Settings Data

We offer a range of personal settings for your convenience. Options include which opponents you prefer to be paired against, your preferred chessboard and pieces, the board size, the volume setting of the video player, your preferred language, whether to show chat or chess notation, and more. You can use our web page without storing this data, but if you would like to have your individual settings remembered we recommend enabling this feature. For logged-in registered users this setting is mandatory to store information about your privacy settings, users you have blocked and your friendship settings. As a registered user we also store your data consent in these settings.

Social Media Data

We embed a Twitter feed showing activity for the hashtag #c24live and also make it possible to share content in social networks such as Facebook, Twitter and Google+. If you enable this option social networks are able to store data in your cookies or local storage for the purpose of these features.

Statistics Data

We would like to measure how our page is used with Google Analytics, so that we can decide which features to implement next and how to optimize our user experience. If you enable this feature Google will store your device identifiers and we will send tracking events (such as page requests) to Google Analytics. These have no direct relationship to your person except for the IP address currently being used.

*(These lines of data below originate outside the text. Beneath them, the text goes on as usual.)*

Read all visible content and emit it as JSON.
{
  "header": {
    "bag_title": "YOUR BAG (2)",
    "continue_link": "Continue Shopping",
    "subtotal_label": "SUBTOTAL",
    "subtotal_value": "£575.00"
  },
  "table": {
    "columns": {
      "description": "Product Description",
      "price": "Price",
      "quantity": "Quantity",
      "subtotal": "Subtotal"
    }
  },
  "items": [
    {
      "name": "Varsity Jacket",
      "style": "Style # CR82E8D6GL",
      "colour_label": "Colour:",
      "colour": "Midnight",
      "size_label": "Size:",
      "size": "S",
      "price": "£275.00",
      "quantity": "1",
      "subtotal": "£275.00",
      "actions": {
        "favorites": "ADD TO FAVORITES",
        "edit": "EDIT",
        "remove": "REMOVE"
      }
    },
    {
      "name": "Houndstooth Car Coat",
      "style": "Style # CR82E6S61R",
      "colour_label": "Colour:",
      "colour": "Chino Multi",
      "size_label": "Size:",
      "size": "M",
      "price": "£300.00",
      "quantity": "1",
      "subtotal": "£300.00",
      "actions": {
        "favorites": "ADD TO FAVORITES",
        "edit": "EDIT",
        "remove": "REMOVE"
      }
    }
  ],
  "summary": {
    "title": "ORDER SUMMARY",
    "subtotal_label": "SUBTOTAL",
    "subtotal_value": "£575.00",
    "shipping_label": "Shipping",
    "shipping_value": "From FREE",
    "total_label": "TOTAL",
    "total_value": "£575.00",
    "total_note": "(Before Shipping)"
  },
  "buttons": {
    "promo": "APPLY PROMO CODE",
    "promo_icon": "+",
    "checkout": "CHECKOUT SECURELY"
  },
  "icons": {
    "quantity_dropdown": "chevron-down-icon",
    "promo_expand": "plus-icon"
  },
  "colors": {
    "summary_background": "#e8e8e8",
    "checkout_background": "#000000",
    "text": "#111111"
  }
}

Marketing Data

To help cover the cost of free services we would like to show you advertisements from our partner networks. Members of these networks store data on the banners shown to you and try to deliver ads that are relevant. If you choose not to allow this kind of data we have to show more anonymous advertisements and will be more limited in the free services we can offer.

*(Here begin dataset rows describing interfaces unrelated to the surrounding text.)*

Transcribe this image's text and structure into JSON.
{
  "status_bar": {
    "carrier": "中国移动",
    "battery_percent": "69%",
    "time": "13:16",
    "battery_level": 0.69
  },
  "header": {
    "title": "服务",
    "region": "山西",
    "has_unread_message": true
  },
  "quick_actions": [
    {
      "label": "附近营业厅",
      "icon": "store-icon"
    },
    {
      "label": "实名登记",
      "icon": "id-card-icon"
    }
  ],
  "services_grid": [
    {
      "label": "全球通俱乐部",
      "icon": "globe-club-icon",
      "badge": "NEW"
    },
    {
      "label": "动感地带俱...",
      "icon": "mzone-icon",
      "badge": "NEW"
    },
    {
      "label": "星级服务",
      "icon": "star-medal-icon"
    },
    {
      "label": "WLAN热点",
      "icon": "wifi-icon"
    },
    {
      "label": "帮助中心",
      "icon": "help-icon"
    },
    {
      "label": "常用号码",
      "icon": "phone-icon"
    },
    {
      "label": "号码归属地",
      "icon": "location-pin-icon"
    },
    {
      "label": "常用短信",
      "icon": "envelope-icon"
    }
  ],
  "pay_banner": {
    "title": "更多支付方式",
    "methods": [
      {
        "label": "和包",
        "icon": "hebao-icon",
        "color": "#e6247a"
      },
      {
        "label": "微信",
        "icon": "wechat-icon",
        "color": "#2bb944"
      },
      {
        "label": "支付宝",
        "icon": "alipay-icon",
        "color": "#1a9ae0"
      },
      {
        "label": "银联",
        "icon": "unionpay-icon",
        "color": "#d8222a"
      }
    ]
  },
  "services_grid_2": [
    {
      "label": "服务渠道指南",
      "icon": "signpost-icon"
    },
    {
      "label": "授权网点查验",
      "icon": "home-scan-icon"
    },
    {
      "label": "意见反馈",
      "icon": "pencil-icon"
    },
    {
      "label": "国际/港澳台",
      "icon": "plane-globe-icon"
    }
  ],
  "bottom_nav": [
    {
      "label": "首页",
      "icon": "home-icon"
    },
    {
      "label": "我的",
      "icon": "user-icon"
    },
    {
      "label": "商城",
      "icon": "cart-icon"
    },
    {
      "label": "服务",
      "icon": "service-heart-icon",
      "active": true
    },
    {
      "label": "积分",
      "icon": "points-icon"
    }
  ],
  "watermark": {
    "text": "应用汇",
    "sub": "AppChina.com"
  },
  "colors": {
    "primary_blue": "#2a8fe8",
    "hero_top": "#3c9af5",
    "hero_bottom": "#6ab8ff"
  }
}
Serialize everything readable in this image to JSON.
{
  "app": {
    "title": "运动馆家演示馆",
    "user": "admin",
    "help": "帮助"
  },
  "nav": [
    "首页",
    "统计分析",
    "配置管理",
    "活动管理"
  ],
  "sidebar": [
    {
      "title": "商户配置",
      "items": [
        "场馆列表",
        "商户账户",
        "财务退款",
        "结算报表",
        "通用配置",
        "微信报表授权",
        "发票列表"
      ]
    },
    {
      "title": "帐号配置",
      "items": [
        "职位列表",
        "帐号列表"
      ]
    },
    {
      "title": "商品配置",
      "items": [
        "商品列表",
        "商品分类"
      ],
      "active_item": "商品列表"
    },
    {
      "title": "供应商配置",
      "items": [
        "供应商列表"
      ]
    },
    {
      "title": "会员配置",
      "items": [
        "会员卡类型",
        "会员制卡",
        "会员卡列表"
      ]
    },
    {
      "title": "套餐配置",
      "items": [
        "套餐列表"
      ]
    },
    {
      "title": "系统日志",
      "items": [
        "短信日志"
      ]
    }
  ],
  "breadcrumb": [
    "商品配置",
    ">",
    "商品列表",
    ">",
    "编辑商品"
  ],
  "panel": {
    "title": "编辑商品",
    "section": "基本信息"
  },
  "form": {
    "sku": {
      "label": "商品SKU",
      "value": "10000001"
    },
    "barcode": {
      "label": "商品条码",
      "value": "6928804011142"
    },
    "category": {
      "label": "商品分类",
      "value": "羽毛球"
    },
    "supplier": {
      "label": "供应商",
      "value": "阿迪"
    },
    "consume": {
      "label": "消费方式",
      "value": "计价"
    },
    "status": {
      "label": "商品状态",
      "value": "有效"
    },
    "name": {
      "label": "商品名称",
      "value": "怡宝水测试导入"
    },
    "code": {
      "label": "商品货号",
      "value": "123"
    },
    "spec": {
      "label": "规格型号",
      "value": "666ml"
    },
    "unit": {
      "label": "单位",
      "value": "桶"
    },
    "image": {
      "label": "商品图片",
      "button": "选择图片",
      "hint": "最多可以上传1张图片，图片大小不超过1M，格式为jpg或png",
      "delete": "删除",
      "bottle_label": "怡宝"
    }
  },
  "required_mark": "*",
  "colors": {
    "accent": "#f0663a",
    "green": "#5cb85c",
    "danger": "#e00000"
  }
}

Other Data

For registered users we store additional information such as profile data, chess games played, your chess analysis sessions, forum posts, chat and messages, your friends and blocked users, and items and subscriptions you have purchased. You can find this information in your personal profile. A free registration is not required to use this application. If you decide to contact the support team a ticket is created with information that includes your name and email address so that we can respond to your concern. This data is processed in the external service Zendesk. If you subscribe to a newsletter or are registered we would like to send you occasional updates via email. You can unsubscribe from newsletters and as a registered user you can apply several mail settings to control how your email address is used. For newsletters we transfer your email address and username to the external service MailChimp. If you buy content or subscriptions on chess24 we work with the payment service provider Adyen, which collects your payment data and processes information about the payment such as fraud protection data.